Exercise prompt: Every entry that follows is to be set down exactly, with its pictures omitted.

:: Data section ::

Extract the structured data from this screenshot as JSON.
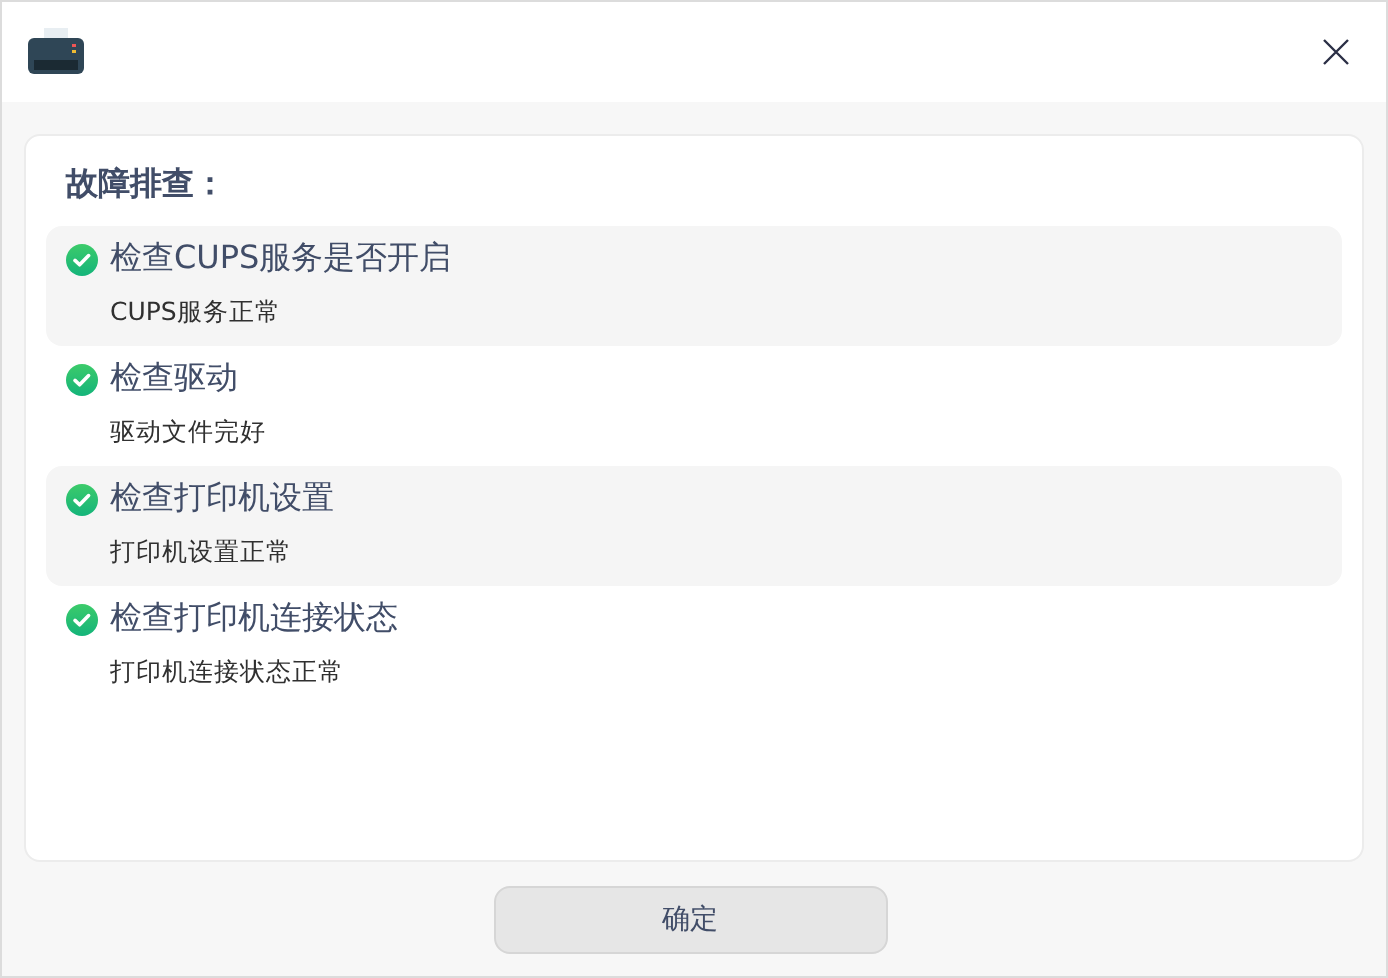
{
  "title": "故障排查：",
  "checks": [
    {
      "passed": true,
      "name": "检查CUPS服务是否开启",
      "result": "CUPS服务正常"
    },
    {
      "passed": true,
      "name": "检查驱动",
      "result": "驱动文件完好"
    },
    {
      "passed": true,
      "name": "检查打印机设置",
      "result": "打印机设置正常"
    },
    {
      "passed": true,
      "name": "检查打印机连接状态",
      "result": "打印机连接状态正常"
    }
  ],
  "buttons": [
    "确定"
  ]
}
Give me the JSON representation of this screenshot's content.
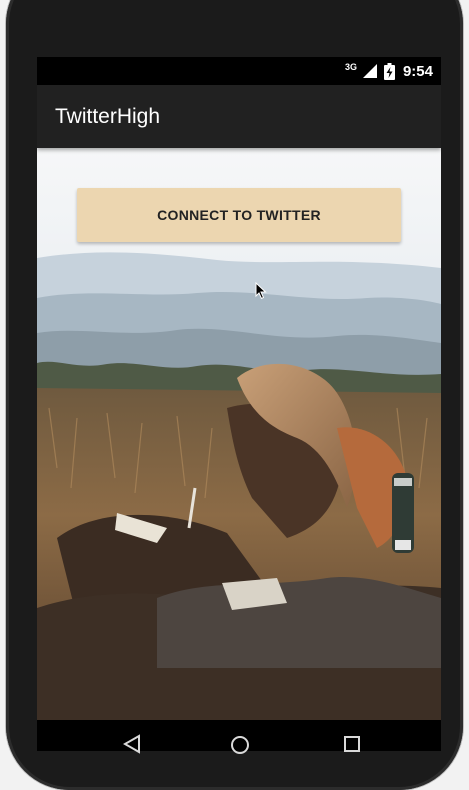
{
  "status_bar": {
    "network_type": "3G",
    "time": "9:54",
    "icons": [
      "signal-icon",
      "battery-charging-icon"
    ]
  },
  "app_bar": {
    "title": "TwitterHigh",
    "background": "#212121"
  },
  "main": {
    "connect_button_label": "CONNECT TO TWITTER",
    "connect_button_color": "#ECD6B0",
    "background_image": "woman-writing-in-field-photo"
  },
  "nav_bar": {
    "icons": [
      "back-icon",
      "home-icon",
      "recents-icon"
    ]
  }
}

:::

Written reply:
Extract the structured data from this screenshot as JSON.
{
  "title": "故障排查：",
  "checks": [
    {
      "passed": true,
      "name": "检查CUPS服务是否开启",
      "result": "CUPS服务正常"
    },
    {
      "passed": true,
      "name": "检查驱动",
      "result": "驱动文件完好"
    },
    {
      "passed": true,
      "name": "检查打印机设置",
      "result": "打印机设置正常"
    },
    {
      "passed": true,
      "name": "检查打印机连接状态",
      "result": "打印机连接状态正常"
    }
  ],
  "buttons": [
    "确定"
  ]
}
Give me the JSON representation of this screenshot's content.
{
  "status_bar": {
    "network_type": "3G",
    "time": "9:54",
    "icons": [
      "signal-icon",
      "battery-charging-icon"
    ]
  },
  "app_bar": {
    "title": "TwitterHigh",
    "background": "#212121"
  },
  "main": {
    "connect_button_label": "CONNECT TO TWITTER",
    "connect_button_color": "#ECD6B0",
    "background_image": "woman-writing-in-field-photo"
  },
  "nav_bar": {
    "icons": [
      "back-icon",
      "home-icon",
      "recents-icon"
    ]
  }
}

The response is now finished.